The U.S. government is shutting down its surveillance program that collects the telephone records of millions of citizens after the Senate recessed early Saturday morning without renewing its authorization.
Winding down the program at least temporarily, a move that President Barack Obama’s administration has warned will increase the risk of a terrorist attack on the U.S., is necessary after the Senate failed before going a one-week break to reach agreement on a White House-backed bill to extend expiring provisions of the USA Patriot Act, an administration official said in an e-mail.
Without a legislative deal, Section 215 of the Patriot Act and two other anti-terror programs are set to expire at 12:01 a.m. on June 1. The government has used Section 215, approved after the Sept. 11, 2001, terror attacks on the U.S., to collect records from companies in support of counterterrorism investigations, including details about phone calls.
The government also would lose its authority to use roving wiretaps and would allow the use of fewer tools to search for so-called lone-wolf terrorists.
Three national security officials warned on Thursday that the nation would face “considerable risk and uncertainty” if the programs aren’t renewed.
Senate Majority Leader Mitch McConnell, a Kentucky Republican, led most of his caucus in blocking the legislation, which fell short of the required 60 votes by a margin of 57-42. A proposed two-month stopgap extension also failed, 54-45. Efforts to enact even shorter extensions were thwarted by Kentucky Republican Senator Rand Paul, who objected under Senate procedural rules.

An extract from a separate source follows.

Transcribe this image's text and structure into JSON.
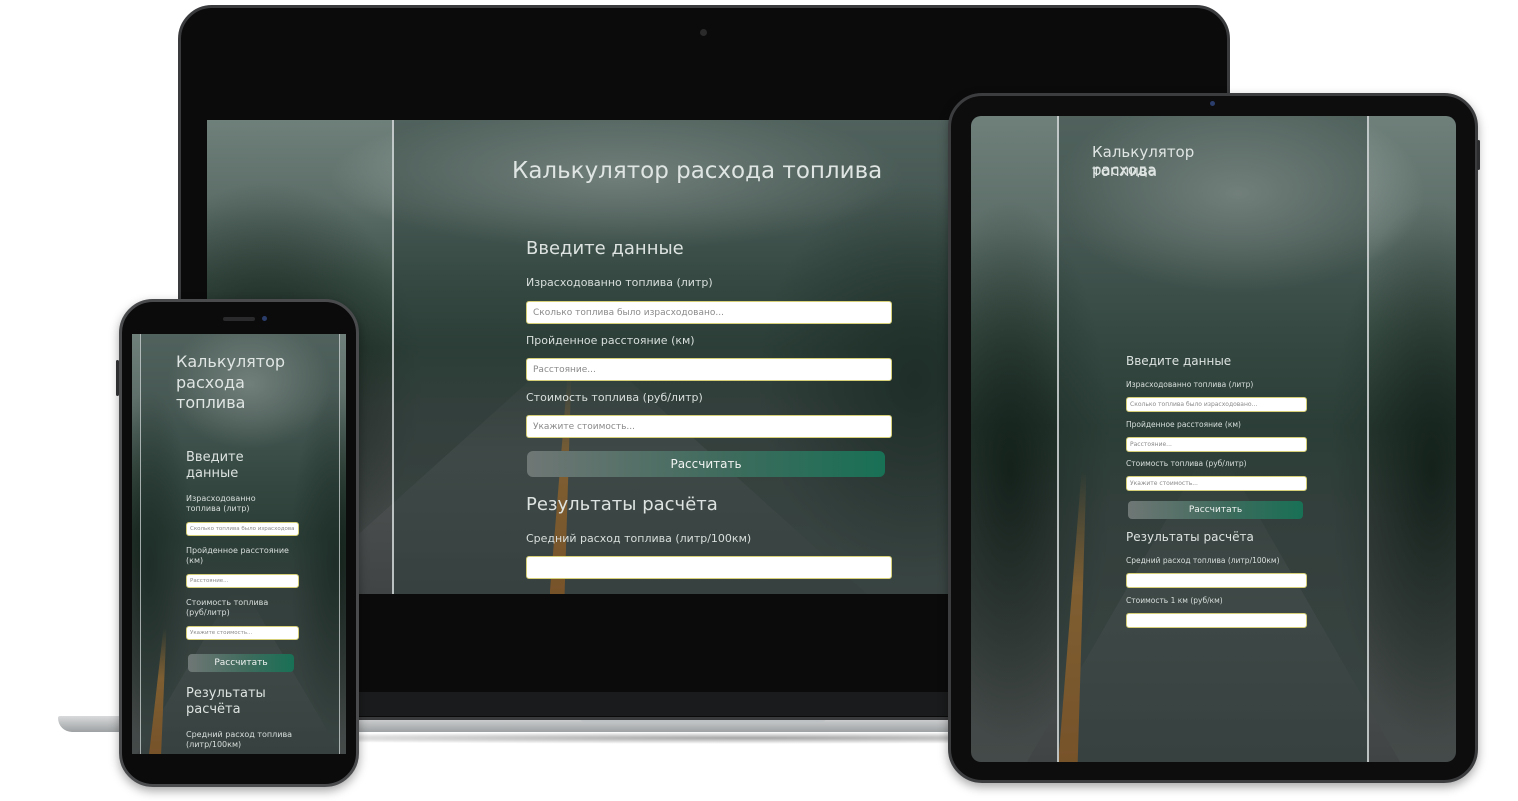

“This is a debate about whether or not a warrant with a single name of a single company can be used to collect all the records, all of the phone records of all of the people in our country with a single warrant,” Paul said during floor debate. “Our forefathers would be aghast.”
Provisions of the USA Patriot Act used to justify expansive and sometimes divisive surveillance programs came under scrutiny in 2013, after the data-collection program was revealed by former government contractor Edward Snowden.
The NSA’s collection of the phone records of millions of Americans was one of the most contentious domestic spy programs exposed by Snowden. The U.S. Court of Appeals for the Second Circuit ruled earlier this month that the program was unlawful, and many lawmakers support ending it.
Winding down the phone records collection program entails, in part, closing the automatic pipeline that pulls phone records into the NSA’s servers and databases and sealing off access to those computers so analysts don’t run afoul of the law, administration officials said. A complete shutdown will occur at about 6 p.m. on May 31, one official said.
Senators pressured to resolve the matter before departing on a break over the U.S. Memorial Day weekend may now reconvene on May 31, hours before the provisions expire.
The House’s first chance to act on any Senate plan proposed on May 31 would be about 6:30 p.m on June 1, when that chamber has scheduled its first votes after the recess.
A lapse in the programs could be as short as a few hours. If the lapse is prolonged, the NSA would repurpose the computers and servers used in the program for other spy programs, an official said. Administration officials declined to comment about what other actions are being taken to mothball the programs.
Four U.S. intelligence and congressional officials, including supporters of renewal of the NSA’s authority, said in interviews that communications intercepts have produced diminishing returns in recent years, in part because Snowden’s revelations prompted terrorists, drug and human traffickers, and foreign governments to alter how they communicate.
Still, all four said they support the renewal because the programs still produce valuable information and force terrorists and criminals to use slower and more awkward means of communicating, such as human couriers, written messages and one-time “burn phones” instead of e-mails or other online messaging.
The White House on Saturday reiterated its support for the USA Freedom Act that the Senate rejected, referring to statements administration spokesman Josh Earnest made Friday.
“The way for us to completely eliminate the risk of these critically important national security authorities from lapsing is to pass the USA Freedom Act,” which also will protect civil liberties, Earnest said.
While McConnell warned against letting security lapse during a “high-threat period,” Senate Minority Leader Harry Reid’s spokesman, Adam Jentleson, blamed the impasse on McConnell’s “bad habit of governing by manufactured crisis.”
“Senator McConnell badly misjudged the members of his own conference and failed to listen to advice from Senator Reid and others who saw this mess coming weeks ago and tried to warn him,” Jentleson said Saturday in an e-mail.